[Problem requirements] With no word left out, write out the entire listing.

Record excerpts below:

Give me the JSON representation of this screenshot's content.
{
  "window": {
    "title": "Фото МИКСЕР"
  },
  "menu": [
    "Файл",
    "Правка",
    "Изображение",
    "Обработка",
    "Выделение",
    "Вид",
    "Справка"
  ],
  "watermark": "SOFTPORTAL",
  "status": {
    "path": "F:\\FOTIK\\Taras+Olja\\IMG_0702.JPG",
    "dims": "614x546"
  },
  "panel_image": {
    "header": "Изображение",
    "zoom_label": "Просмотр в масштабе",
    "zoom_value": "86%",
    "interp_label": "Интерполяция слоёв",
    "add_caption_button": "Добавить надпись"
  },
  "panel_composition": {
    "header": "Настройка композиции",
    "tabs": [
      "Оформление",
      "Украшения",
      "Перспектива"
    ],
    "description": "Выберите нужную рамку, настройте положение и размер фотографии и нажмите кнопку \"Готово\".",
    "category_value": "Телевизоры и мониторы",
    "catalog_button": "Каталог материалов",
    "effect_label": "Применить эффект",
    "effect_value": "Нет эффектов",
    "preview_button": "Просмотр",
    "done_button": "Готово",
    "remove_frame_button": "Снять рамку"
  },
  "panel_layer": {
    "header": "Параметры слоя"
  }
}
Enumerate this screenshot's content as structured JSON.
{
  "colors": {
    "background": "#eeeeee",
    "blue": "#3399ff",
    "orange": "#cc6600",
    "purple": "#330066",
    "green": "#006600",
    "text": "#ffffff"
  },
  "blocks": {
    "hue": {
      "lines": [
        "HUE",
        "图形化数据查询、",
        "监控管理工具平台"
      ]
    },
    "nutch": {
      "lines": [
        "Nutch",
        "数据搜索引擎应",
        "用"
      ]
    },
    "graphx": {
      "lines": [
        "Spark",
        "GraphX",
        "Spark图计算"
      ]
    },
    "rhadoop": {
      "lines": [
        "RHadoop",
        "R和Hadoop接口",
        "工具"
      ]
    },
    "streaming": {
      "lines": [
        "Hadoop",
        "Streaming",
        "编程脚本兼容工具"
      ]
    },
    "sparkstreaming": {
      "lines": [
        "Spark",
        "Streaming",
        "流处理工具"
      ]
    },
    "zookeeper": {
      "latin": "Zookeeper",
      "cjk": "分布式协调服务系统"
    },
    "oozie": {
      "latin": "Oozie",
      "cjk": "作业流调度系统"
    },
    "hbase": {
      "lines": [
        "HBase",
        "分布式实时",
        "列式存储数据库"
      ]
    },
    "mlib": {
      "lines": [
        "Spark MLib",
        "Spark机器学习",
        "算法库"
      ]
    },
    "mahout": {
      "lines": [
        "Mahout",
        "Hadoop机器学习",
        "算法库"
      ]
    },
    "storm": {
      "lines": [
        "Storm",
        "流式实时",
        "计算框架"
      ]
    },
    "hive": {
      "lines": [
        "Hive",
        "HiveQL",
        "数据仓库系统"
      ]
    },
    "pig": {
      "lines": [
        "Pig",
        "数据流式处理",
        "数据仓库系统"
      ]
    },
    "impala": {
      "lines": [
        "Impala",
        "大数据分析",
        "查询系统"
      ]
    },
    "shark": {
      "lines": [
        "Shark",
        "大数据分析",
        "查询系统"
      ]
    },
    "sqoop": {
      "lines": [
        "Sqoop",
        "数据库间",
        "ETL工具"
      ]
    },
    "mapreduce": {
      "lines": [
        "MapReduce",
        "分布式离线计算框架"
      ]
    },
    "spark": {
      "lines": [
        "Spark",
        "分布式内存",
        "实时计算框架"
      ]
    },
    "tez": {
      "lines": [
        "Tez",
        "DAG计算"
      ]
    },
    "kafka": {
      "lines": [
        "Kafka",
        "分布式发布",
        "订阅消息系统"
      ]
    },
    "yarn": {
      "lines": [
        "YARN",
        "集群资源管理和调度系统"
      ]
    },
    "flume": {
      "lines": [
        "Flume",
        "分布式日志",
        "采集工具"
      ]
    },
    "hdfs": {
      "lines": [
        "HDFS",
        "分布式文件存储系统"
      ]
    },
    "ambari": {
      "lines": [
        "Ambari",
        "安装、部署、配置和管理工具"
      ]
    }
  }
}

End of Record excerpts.

[Solution for this problem]
Give me the JSON representation of this screenshot's content.
{
  "window": {
    "title": "Фото МИКСЕР"
  },
  "menu": [
    "Файл",
    "Правка",
    "Изображение",
    "Обработка",
    "Выделение",
    "Вид",
    "Справка"
  ],
  "watermark": "SOFTPORTAL",
  "status": {
    "path": "F:\\FOTIK\\Taras+Olja\\IMG_0702.JPG",
    "dims": "614x546"
  },
  "panel_image": {
    "header": "Изображение",
    "zoom_label": "Просмотр в масштабе",
    "zoom_value": "86%",
    "interp_label": "Интерполяция слоёв",
    "add_caption_button": "Добавить надпись"
  },
  "panel_composition": {
    "header": "Настройка композиции",
    "tabs": [
      "Оформление",
      "Украшения",
      "Перспектива"
    ],
    "description": "Выберите нужную рамку, настройте положение и размер фотографии и нажмите кнопку \"Готово\".",
    "category_value": "Телевизоры и мониторы",
    "catalog_button": "Каталог материалов",
    "effect_label": "Применить эффект",
    "effect_value": "Нет эффектов",
    "preview_button": "Просмотр",
    "done_button": "Готово",
    "remove_frame_button": "Снять рамку"
  },
  "panel_layer": {
    "header": "Параметры слоя"
  }
}
Enumerate this screenshot's content as structured JSON.
{
  "colors": {
    "background": "#eeeeee",
    "blue": "#3399ff",
    "orange": "#cc6600",
    "purple": "#330066",
    "green": "#006600",
    "text": "#ffffff"
  },
  "blocks": {
    "hue": {
      "lines": [
        "HUE",
        "图形化数据查询、",
        "监控管理工具平台"
      ]
    },
    "nutch": {
      "lines": [
        "Nutch",
        "数据搜索引擎应",
        "用"
      ]
    },
    "graphx": {
      "lines": [
        "Spark",
        "GraphX",
        "Spark图计算"
      ]
    },
    "rhadoop": {
      "lines": [
        "RHadoop",
        "R和Hadoop接口",
        "工具"
      ]
    },
    "streaming": {
      "lines": [
        "Hadoop",
        "Streaming",
        "编程脚本兼容工具"
      ]
    },
    "sparkstreaming": {
      "lines": [
        "Spark",
        "Streaming",
        "流处理工具"
      ]
    },
    "zookeeper": {
      "latin": "Zookeeper",
      "cjk": "分布式协调服务系统"
    },
    "oozie": {
      "latin": "Oozie",
      "cjk": "作业流调度系统"
    },
    "hbase": {
      "lines": [
        "HBase",
        "分布式实时",
        "列式存储数据库"
      ]
    },
    "mlib": {
      "lines": [
        "Spark MLib",
        "Spark机器学习",
        "算法库"
      ]
    },
    "mahout": {
      "lines": [
        "Mahout",
        "Hadoop机器学习",
        "算法库"
      ]
    },
    "storm": {
      "lines": [
        "Storm",
        "流式实时",
        "计算框架"
      ]
    },
    "hive": {
      "lines": [
        "Hive",
        "HiveQL",
        "数据仓库系统"
      ]
    },
    "pig": {
      "lines": [
        "Pig",
        "数据流式处理",
        "数据仓库系统"
      ]
    },
    "impala": {
      "lines": [
        "Impala",
        "大数据分析",
        "查询系统"
      ]
    },
    "shark": {
      "lines": [
        "Shark",
        "大数据分析",
        "查询系统"
      ]
    },
    "sqoop": {
      "lines": [
        "Sqoop",
        "数据库间",
        "ETL工具"
      ]
    },
    "mapreduce": {
      "lines": [
        "MapReduce",
        "分布式离线计算框架"
      ]
    },
    "spark": {
      "lines": [
        "Spark",
        "分布式内存",
        "实时计算框架"
      ]
    },
    "tez": {
      "lines": [
        "Tez",
        "DAG计算"
      ]
    },
    "kafka": {
      "lines": [
        "Kafka",
        "分布式发布",
        "订阅消息系统"
      ]
    },
    "yarn": {
      "lines": [
        "YARN",
        "集群资源管理和调度系统"
      ]
    },
    "flume": {
      "lines": [
        "Flume",
        "分布式日志",
        "采集工具"
      ]
    },
    "hdfs": {
      "lines": [
        "HDFS",
        "分布式文件存储系统"
      ]
    },
    "ambari": {
      "lines": [
        "Ambari",
        "安装、部署、配置和管理工具"
      ]
    }
  }
}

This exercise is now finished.